Developer High Street Group is looking for a contractor to complete its stalled £50m residential scheme in Warrington while it awaits the outcome of a legal case between itself and Nobles Construction, which stopped work on site in November.
Nobles claims it is owed dues for work completed so far at the 362-apartment Cheshire Junction scheme and launched adjudication proceedings against the High Street-owned special purpose vehicle delivering the project at the end of last year. The SPV is called Palmus Developments and High Street’s founder and chairman Gary Forrest is listed as one of its directors on Companies House.
Jon Roberts, a partner at law firm Nelsons, which is acting for Nobles, said: “Following delays in payment before Christmas, which led to Nobles having to commence an adjudication, and following the apparent reneging of an agreement to vary the contract, Nobles decided to accept the repudiation of the contract by Palmus on 8 April 2021.
“The next step is likely to be the commencement of a second adjudication.”
Adjudication is a court process by which an arbiter or judge examines evidence presented by disputing parties to come to a decision that determines their rights and obligations.
A spokesperson for Newcastle-based High Street said: “HSG is unaware of any payment delays in December 2020; all payments need to be certified by the employer’s agent and are subsequently paid directly to the contractor by the funder, in this case [Cording Real Estate, part of] Edmund De Rothschild Real Estate Management.
“We are aware that there were delays in construction in excess of 12 months – many subcontractors contacted the developer and funder complaining about non-payment and towards the end of 2020 there was very little manpower on site. We are strongly defending our position at an adjudication.”

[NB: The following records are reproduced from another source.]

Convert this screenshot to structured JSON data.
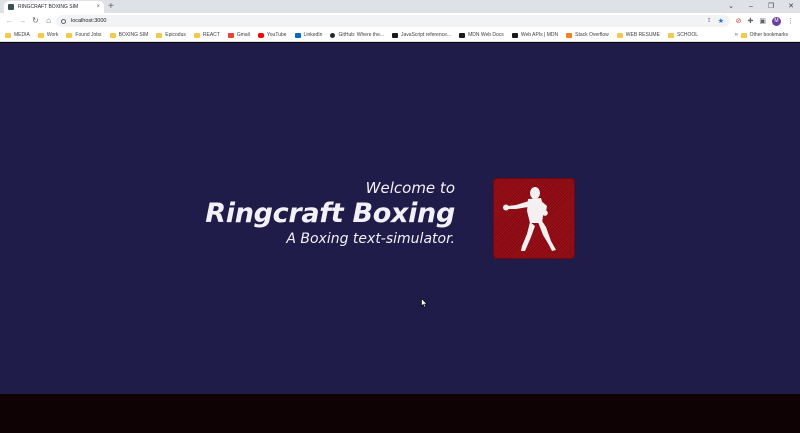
{
  "browser": {
    "tab": {
      "title": "RINGCRAFT BOXING SIM",
      "close": "×"
    },
    "new_tab": "+",
    "window_controls": [
      "⌄",
      "–",
      "❐",
      "✕"
    ],
    "url": "localhost:3000",
    "bookmarks": [
      {
        "label": "MEDIA",
        "icon": "folder"
      },
      {
        "label": "Work",
        "icon": "folder"
      },
      {
        "label": "Found Jobs",
        "icon": "folder"
      },
      {
        "label": "BOXING SIM",
        "icon": "folder"
      },
      {
        "label": "Epicodus",
        "icon": "folder"
      },
      {
        "label": "REACT",
        "icon": "folder"
      },
      {
        "label": "Gmail",
        "icon": "gmail"
      },
      {
        "label": "YouTube",
        "icon": "youtube"
      },
      {
        "label": "LinkedIn",
        "icon": "linkedin"
      },
      {
        "label": "GitHub: Where the...",
        "icon": "github"
      },
      {
        "label": "JavaScript reference...",
        "icon": "dark"
      },
      {
        "label": "MDN Web Docs",
        "icon": "dark"
      },
      {
        "label": "Web APIs | MDN",
        "icon": "dark"
      },
      {
        "label": "Stack Overflow",
        "icon": "so"
      },
      {
        "label": "WEB RESUME",
        "icon": "folder"
      },
      {
        "label": "SCHOOL",
        "icon": "folder"
      }
    ],
    "bookmarks_more": "»",
    "other_bookmarks": "Other bookmarks",
    "avatar_initial": "M"
  },
  "page": {
    "welcome": "Welcome to",
    "title": "Ringcraft Boxing",
    "tagline": "A Boxing text-simulator."
  },
  "colors": {
    "page_bg": "#201c4a",
    "footer_bg": "#0e0205",
    "logo_red": "#9e0f17",
    "text": "#f3f0f8"
  },
  "icons": {
    "back": "arrow-left-icon",
    "forward": "arrow-right-icon",
    "reload": "reload-icon",
    "home": "home-icon",
    "share": "share-icon",
    "bookmark_star": "star-icon",
    "extensions": "puzzle-icon",
    "sidepanel": "sidepanel-icon",
    "menu": "kebab-menu-icon",
    "logo": "boxer-silhouette-icon"
  }
}
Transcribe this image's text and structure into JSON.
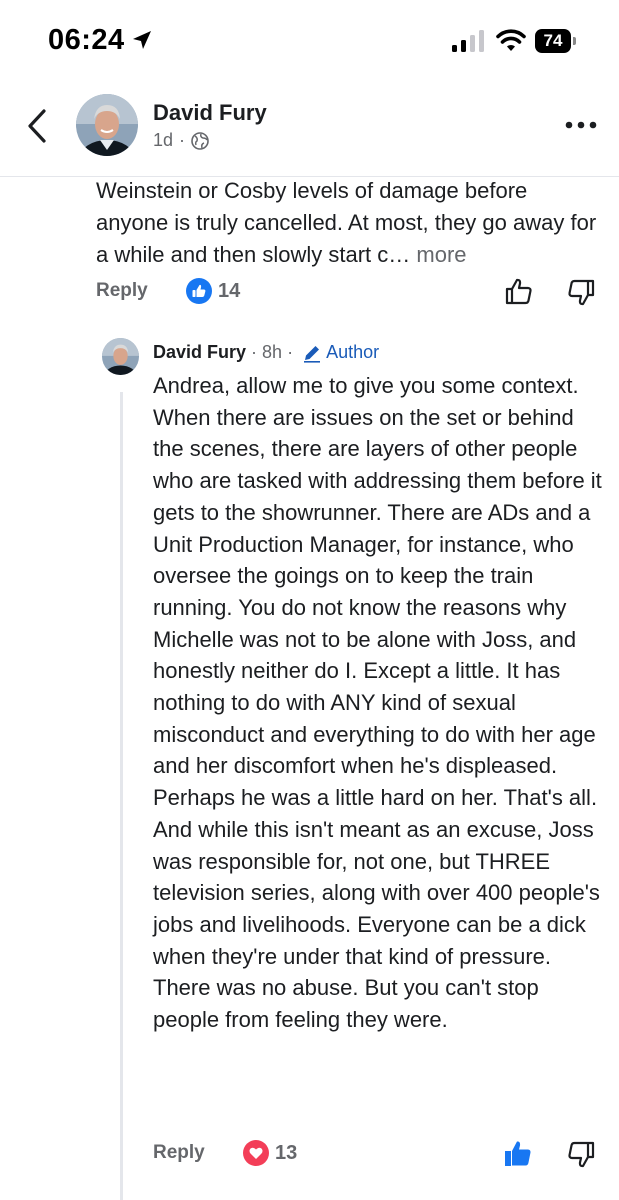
{
  "status_bar": {
    "time": "06:24",
    "battery": "74",
    "icons": [
      "location-arrow-icon",
      "signal-icon",
      "wifi-icon",
      "battery-icon"
    ]
  },
  "post_header": {
    "name": "David Fury",
    "age": "1d",
    "separator": "·",
    "privacy_icon": "globe-icon",
    "back_icon": "chevron-left-icon",
    "more_icon": "more-dots-icon"
  },
  "comment": {
    "text": "Weinstein or Cosby levels of damage before anyone is truly cancelled. At most, they go away for a while and then slowly start c…",
    "more_label": " more",
    "reply_label": "Reply",
    "reaction_icon": "like-icon",
    "reaction_count": "14",
    "like_icon": "thumbs-up-outline-icon",
    "dislike_icon": "thumbs-down-outline-icon"
  },
  "reply": {
    "name": "David Fury",
    "time": "8h",
    "separator": "·",
    "badge": "Author",
    "text": "Andrea, allow me to give you some context. When there are issues on the set or behind the scenes, there are layers of other people who are tasked with addressing them before it gets to the showrunner. There are ADs and a Unit Production Manager, for instance, who oversee the goings on to keep the train running. You do not know the reasons why Michelle was not to be alone with Joss, and honestly neither do I. Except a little. It has nothing to do with ANY kind of sexual misconduct and everything to do with her age and her discomfort when he's displeased. Perhaps he was a little hard on her. That's all. And while this isn't meant as an excuse, Joss was responsible for, not one, but THREE  television series, along with over 400 people's jobs and livelihoods. Everyone can be a dick when they're under that kind of pressure. There was no abuse. But you can't stop people from feeling they were.",
    "reply_label": "Reply",
    "reaction_icon": "love-heart-icon",
    "reaction_count": "13",
    "like_icon": "thumbs-up-filled-icon",
    "dislike_icon": "thumbs-down-outline-icon"
  },
  "colors": {
    "like_blue": "#1877f2",
    "love_red": "#f33e58",
    "author_blue": "#1a5bb8",
    "secondary_text": "#65676b"
  }
}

The spokesperson continued: “Protecting the integrity of the building was crucial after Nobles failed in its obligations to the development.
“As a result, the development funder Cording quickly appointed All Saints Construction, which is part of High Street Group, to make the building weathertight and carry out immediately required essential works.
“Cording undertook stringent due diligence before making this short-term agreement and is currently going through a process to appoint a permanent contractor to complete the build.”
Cording,via Edmond de Rothschild Real Estate Investment Management, did not respond to requests for comment.
Nobles’ original contract for Cheshire Junction is understood to have been worth around £33m and commenced in 2018. Under High Street’s plans, the £48.7m scheme comprises an eight-storey block containing 362 flats on a former industrial site on John Street. The scheme includes a car park with 796 spaces.
Payments were due to be made to Nobles on a monthly basis following assessment of work carried out during the preceding months. The contract continued for two years until the more recent funding disagreements, which Nobles claims led it to down tools at the town centre site last year.
As of November, Nobles had completed the external frame and begun work erecting the external walls and creating the internal structure of the apartments, with fit-out to follow, according to a project update sent to investors at the time. The scheme was intended to complete by November 2021.
However, work at the site has stalled since, although High Street is still targeting completion in the first quarter of 2022, it told Place North West in February.
It has been reported that Nobles could be forced to make redundancies as it faces financial troubles across the firm. Meanwhile, High Street is working on a business recovery plan to help it restart other stalled development projects.
It has already refinanced schemes and recently proposed rewriting the terms of a seven-year loan note to give it more time to repay its investors, Place North West revealed this month.